* [Exercise directions]: Write out the data exactly, please, and omit the pictures.

(Excerpts from a dataset)
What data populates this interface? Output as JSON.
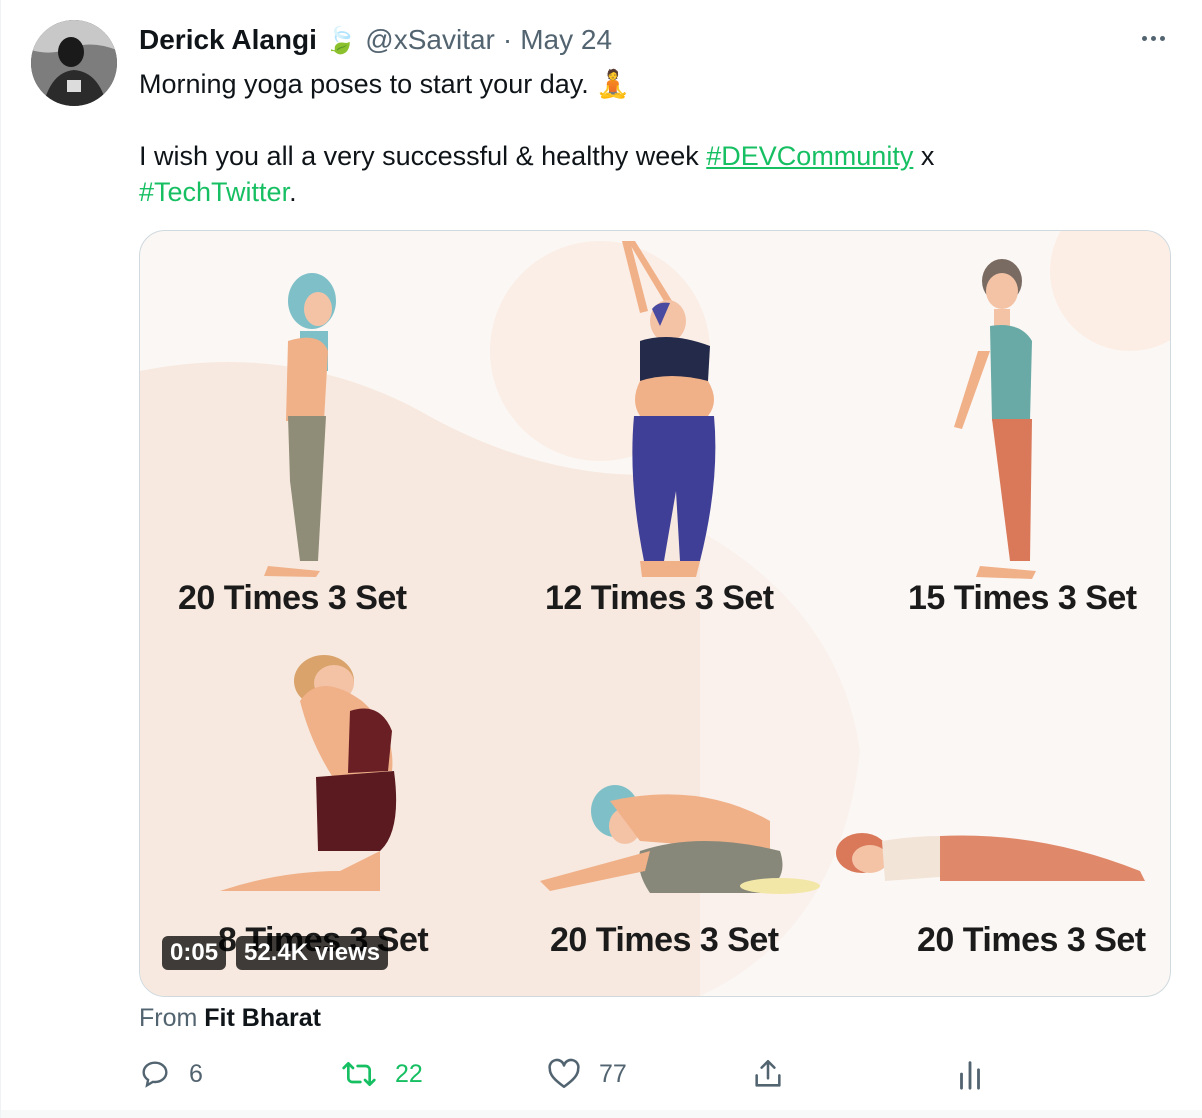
{
  "tweet": {
    "author_name": "Derick Alangi",
    "author_emoji": "🍃",
    "handle": "@xSavitar",
    "separator": "·",
    "date": "May 24",
    "text_line1": "Morning yoga poses to start your day.",
    "text_line1_emoji": "🧘",
    "text_line2_prefix": "I wish you all a very successful & healthy week ",
    "hashtag1": "#DEVCommunity",
    "text_line2_mid": " x",
    "hashtag2": "#TechTwitter",
    "text_line3_suffix": "."
  },
  "media": {
    "poses": [
      {
        "label": "20 Times 3 Set"
      },
      {
        "label": "12 Times 3 Set"
      },
      {
        "label": "15 Times 3 Set"
      },
      {
        "label": "8 Times 3 Set"
      },
      {
        "label": "20 Times 3 Set"
      },
      {
        "label": "20 Times 3 Set"
      }
    ],
    "duration": "0:05",
    "views": "52.4K views"
  },
  "source": {
    "prefix": "From",
    "name": "Fit Bharat"
  },
  "actions": {
    "reply_count": "6",
    "retweet_count": "22",
    "like_count": "77"
  },
  "colors": {
    "hashtag": "#17bf63",
    "muted": "#536471",
    "retweet_active": "#17bf63"
  },
  "icons": [
    "reply-icon",
    "retweet-icon",
    "like-icon",
    "share-icon",
    "analytics-icon",
    "more-icon",
    "leaf-icon"
  ]
}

* [Response]:
What data populates this interface? Output as JSON.
{
  "tweet": {
    "author_name": "Derick Alangi",
    "author_emoji": "🍃",
    "handle": "@xSavitar",
    "separator": "·",
    "date": "May 24",
    "text_line1": "Morning yoga poses to start your day.",
    "text_line1_emoji": "🧘",
    "text_line2_prefix": "I wish you all a very successful & healthy week ",
    "hashtag1": "#DEVCommunity",
    "text_line2_mid": " x",
    "hashtag2": "#TechTwitter",
    "text_line3_suffix": "."
  },
  "media": {
    "poses": [
      {
        "label": "20 Times 3 Set"
      },
      {
        "label": "12 Times 3 Set"
      },
      {
        "label": "15 Times 3 Set"
      },
      {
        "label": "8 Times 3 Set"
      },
      {
        "label": "20 Times 3 Set"
      },
      {
        "label": "20 Times 3 Set"
      }
    ],
    "duration": "0:05",
    "views": "52.4K views"
  },
  "source": {
    "prefix": "From",
    "name": "Fit Bharat"
  },
  "actions": {
    "reply_count": "6",
    "retweet_count": "22",
    "like_count": "77"
  },
  "colors": {
    "hashtag": "#17bf63",
    "muted": "#536471",
    "retweet_active": "#17bf63"
  },
  "icons": [
    "reply-icon",
    "retweet-icon",
    "like-icon",
    "share-icon",
    "analytics-icon",
    "more-icon",
    "leaf-icon"
  ]
}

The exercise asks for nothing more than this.